How to be part of the solution, rather than part of the problem?
With the tenth anniversary of 9/11 upon us, and the recent financial woes, there seems to be a growing population out there worried about all the people and companies watching to hurt them. Why is everyone so paranoid these days? My plea to entrepreneurs is to recognize it as an opportunity, and go the extra mile to make people’s life better rather than stoke the fires.
I must be the only one who believes that most of the “watching” in the real world, and on the Internet, is done by businesses to help you find what you want, protect you, and improve your experience, rather than invade your privacy or scam you.
I certainly agree that just like in the real world, consumers have to assume that there are always bad groups on the Internet, as well as down the street, trying to rip you off, so stay out of bad neighborhoods, and keep your wits about you at all times. Internet users need to start watching out for themselves, like looking both ways before you cross the street.
In addition, there is a real business opportunity here for startups. I know companies who collect sensitive data from consumers all the time, and still seem to keep a squeaky clean image (Amazon.com, Ebay). There are others who are always a bit suspect, or have been hit hard by their mistakes.
The opportunity is to take advantage of the new power and tools on the Internet.
Here are a few specifics on how to be part of the solution, rather than part of the problem:
Put a personal face and address on your site; don’t hide behind an “info” email address.
Make your company visible, reachable and responsive through social networks.
Market your solution and user benefits, not the mysterious technology behind it.
Use video and audio, rather than jargon, abbreviations, and computer lingo on your site.
Make navigation simple and consistent, with abundant online help.
The good news is that, if your company does it right, it might be another Amazon. There seems to be an insatiable demand from consumers for a better shopping experience, meaning they will pay a premium to a company that can present them a better match in products to their interests, without jeopardizing their good name.
In support of this, despite qualms, consumers seem very quick these days to provide more personal data to get something they want. Young people naively enter their pictures and personal data for fun on social networking sites, ignoring constant feedback from the media that these are bad practices.
The bad news for startups is that your company can lose big if it’s caught in the middle. A couple of months ago, the Sony PlayStation Network was hacked, with personal data of up to 70 million people stolen, and this black eye won’t soon go away. A few years earlier, PayPal was hit by a scam to get the personal information of its users, and some feel it hasn’t really recovered since.
Sometimes the problem cause is that startups forget the technical standards and quality processes that every Internet rollout must follow to reduce the risk. Don’t take shortcuts on these. I see lots of new software put together on a shoestring as a “proof of concept” – but then gets rolled out to customers “asis” due to lack of time or money to “harden” the product.
What I learned from a panel discussion a while back, sponsored by an association of lawyers, is that lawyers don’t have any answers, and are all too quick to fan the flames of fear and paranoia.
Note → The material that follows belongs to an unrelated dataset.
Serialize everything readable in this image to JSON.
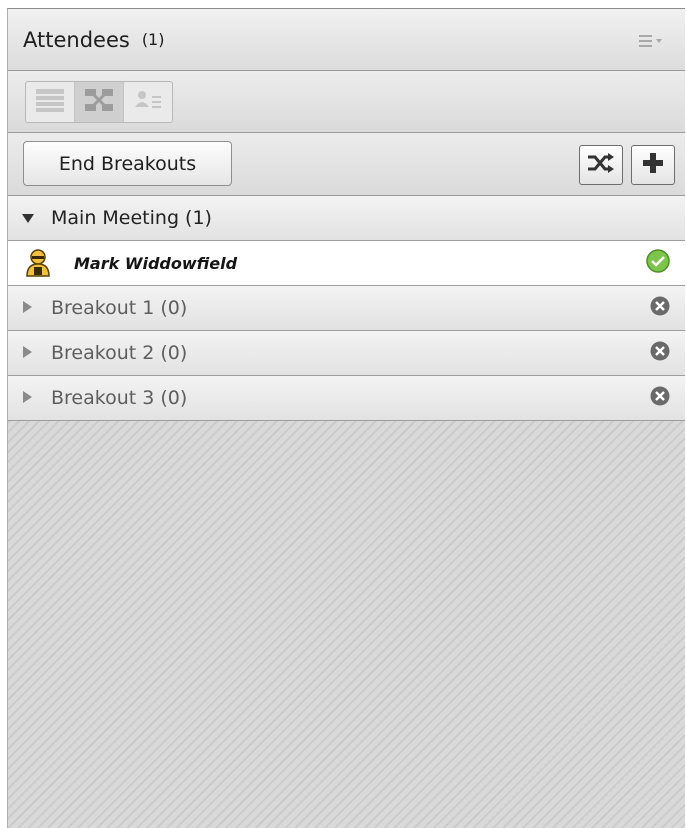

They merely highlighted consumer privacy rights, with much hand-wringing about big bad companies that are capturing shopping habits without consumer knowledge on the Internet.
A better approach is to use your marketing power to tell people that you can now ring their cell phone in front of their favorite store for a special sale, and allow them to “opt in,” rather than surprising them with your new technology. Few people are paranoid about something they want and expect. That’s just good business.
Martin Zwilling CEO & Founder of Startup Professionals, Inc.; Callaman Ventures Board Member and Executive in Residence; Advisory Board Member for multiple startups.